*** DATA RECORDS ***
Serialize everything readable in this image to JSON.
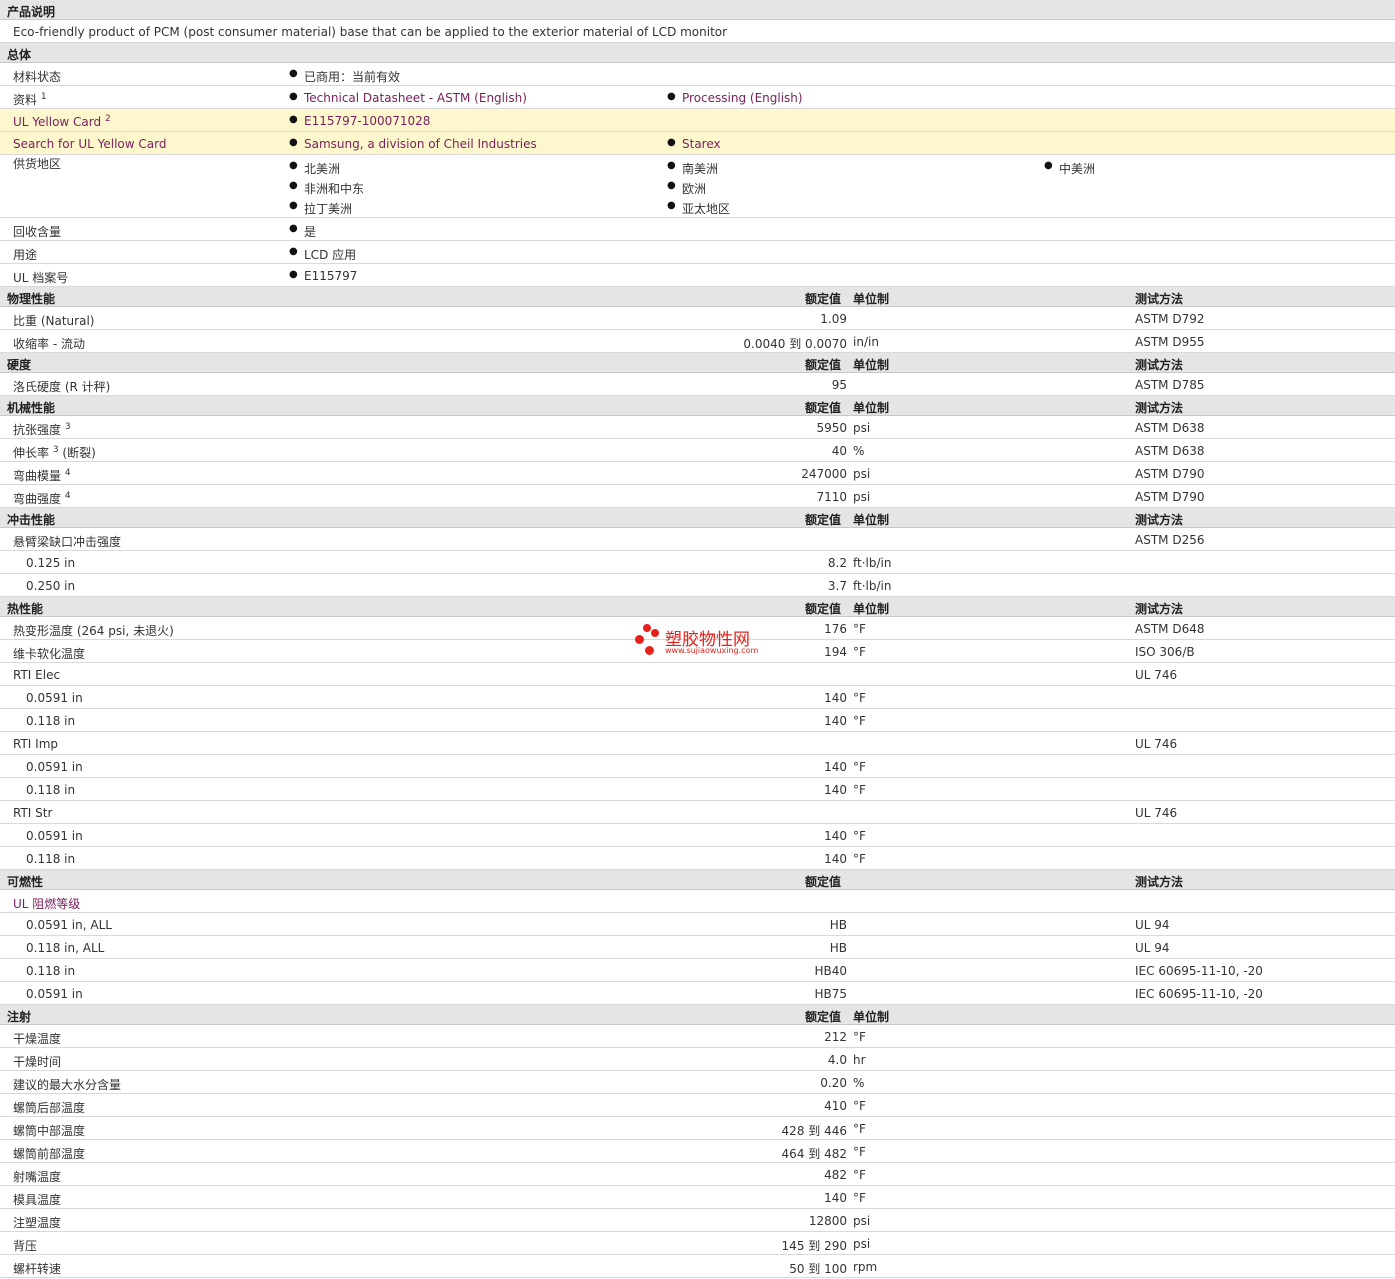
{
  "product_desc": {
    "header": "产品说明",
    "text": "Eco-friendly product of PCM (post consumer material) base that can be applied to the exterior material of LCD monitor"
  },
  "general": {
    "header": "总体",
    "material_status": {
      "label": "材料状态",
      "value": "已商用：当前有效"
    },
    "documents": {
      "label": "资料",
      "sup": "1",
      "items": [
        "Technical Datasheet - ASTM (English)",
        "Processing (English)"
      ]
    },
    "ul_yellow_card": {
      "label": "UL Yellow Card",
      "sup": "2",
      "value": "E115797-100071028"
    },
    "search_ul": {
      "label": "Search for UL Yellow Card",
      "items": [
        "Samsung, a division of Cheil Industries",
        "Starex"
      ]
    },
    "supply": {
      "label": "供货地区",
      "items": [
        "北美洲",
        "南美洲",
        "中美洲",
        "非洲和中东",
        "欧洲",
        "拉丁美洲",
        "亚太地区"
      ]
    },
    "recycled": {
      "label": "回收含量",
      "value": "是"
    },
    "use": {
      "label": "用途",
      "value": "LCD 应用"
    },
    "ul_file": {
      "label": "UL 档案号",
      "value": "E115797"
    }
  },
  "col_headers": {
    "value": "额定值",
    "unit": "单位制",
    "method": "测试方法"
  },
  "physical": {
    "header": "物理性能",
    "rows": [
      {
        "label": "比重",
        "cond": "(Natural)",
        "value": "1.09",
        "unit": "",
        "method": "ASTM D792"
      },
      {
        "label": "收缩率",
        "cond": "- 流动",
        "value": "0.0040 到  0.0070",
        "unit": "in/in",
        "method": "ASTM D955"
      }
    ]
  },
  "hardness": {
    "header": "硬度",
    "rows": [
      {
        "label": "洛氏硬度",
        "cond": "(R 计秤)",
        "value": "95",
        "unit": "",
        "method": "ASTM D785"
      }
    ]
  },
  "mechanical": {
    "header": "机械性能",
    "rows": [
      {
        "label": "抗张强度",
        "sup": "3",
        "value": "5950",
        "unit": "psi",
        "method": "ASTM D638"
      },
      {
        "label": "伸长率",
        "sup": "3",
        "cond": "(断裂)",
        "value": "40",
        "unit": "%",
        "method": "ASTM D638"
      },
      {
        "label": "弯曲模量",
        "sup": "4",
        "value": "247000",
        "unit": "psi",
        "method": "ASTM D790"
      },
      {
        "label": "弯曲强度",
        "sup": "4",
        "value": "7110",
        "unit": "psi",
        "method": "ASTM D790"
      }
    ]
  },
  "impact": {
    "header": "冲击性能",
    "rows": [
      {
        "label": "悬臂梁缺口冲击强度",
        "method": "ASTM D256"
      },
      {
        "label": "0.125 in",
        "value": "8.2",
        "unit": "ft·lb/in"
      },
      {
        "label": "0.250 in",
        "value": "3.7",
        "unit": "ft·lb/in"
      }
    ]
  },
  "thermal": {
    "header": "热性能",
    "rows": [
      {
        "label": "热变形温度",
        "cond": "(264 psi, 未退火)",
        "value": "176",
        "unit": "°F",
        "method": "ASTM D648"
      },
      {
        "label": "维卡软化温度",
        "value": "194",
        "unit": "°F",
        "method": "ISO 306/B"
      },
      {
        "label": "RTI Elec",
        "method": "UL 746"
      },
      {
        "label": "0.0591 in",
        "value": "140",
        "unit": "°F"
      },
      {
        "label": "0.118 in",
        "value": "140",
        "unit": "°F"
      },
      {
        "label": "RTI Imp",
        "method": "UL 746"
      },
      {
        "label": "0.0591 in",
        "value": "140",
        "unit": "°F"
      },
      {
        "label": "0.118 in",
        "value": "140",
        "unit": "°F"
      },
      {
        "label": "RTI Str",
        "method": "UL 746"
      },
      {
        "label": "0.0591 in",
        "value": "140",
        "unit": "°F"
      },
      {
        "label": "0.118 in",
        "value": "140",
        "unit": "°F"
      }
    ]
  },
  "flammability": {
    "header": "可燃性",
    "rows": [
      {
        "label": "UL 阻燃等级"
      },
      {
        "label": "0.0591 in, ALL",
        "value": "HB",
        "method": "UL 94"
      },
      {
        "label": "0.118 in, ALL",
        "value": "HB",
        "method": "UL 94"
      },
      {
        "label": "0.118 in",
        "value": "HB40",
        "method": "IEC 60695-11-10, -20"
      },
      {
        "label": "0.0591 in",
        "value": "HB75",
        "method": "IEC 60695-11-10, -20"
      }
    ]
  },
  "injection": {
    "header": "注射",
    "rows": [
      {
        "label": "干燥温度",
        "value": "212",
        "unit": "°F"
      },
      {
        "label": "干燥时间",
        "value": "4.0",
        "unit": "hr"
      },
      {
        "label": "建议的最大水分含量",
        "value": "0.20",
        "unit": "%"
      },
      {
        "label": "螺筒后部温度",
        "value": "410",
        "unit": "°F"
      },
      {
        "label": "螺筒中部温度",
        "value": "428 到  446",
        "unit": "°F"
      },
      {
        "label": "螺筒前部温度",
        "value": "464 到  482",
        "unit": "°F"
      },
      {
        "label": "射嘴温度",
        "value": "482",
        "unit": "°F"
      },
      {
        "label": "模具温度",
        "value": "140",
        "unit": "°F"
      },
      {
        "label": "注塑温度",
        "value": "12800",
        "unit": "psi"
      },
      {
        "label": "背压",
        "value": "145 到  290",
        "unit": "psi"
      },
      {
        "label": "螺杆转速",
        "value": "50 到  100",
        "unit": "rpm"
      }
    ]
  },
  "watermark": {
    "name": "塑胶物性网",
    "url": "www.sujiaowuxing.com"
  },
  "colors": {
    "header_bg": "#e5e5e5",
    "yellow_bg": "#fcf7cc",
    "link": "#7a1f5c",
    "watermark": "#e8201b"
  }
}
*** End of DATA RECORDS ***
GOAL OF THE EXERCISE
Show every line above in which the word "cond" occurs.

RESULT
        "cond": "(Natural)",
        "cond": "- 流动",
        "cond": "(R 计秤)",
        "cond": "(断裂)",
        "cond": "(264 psi, 未退火)",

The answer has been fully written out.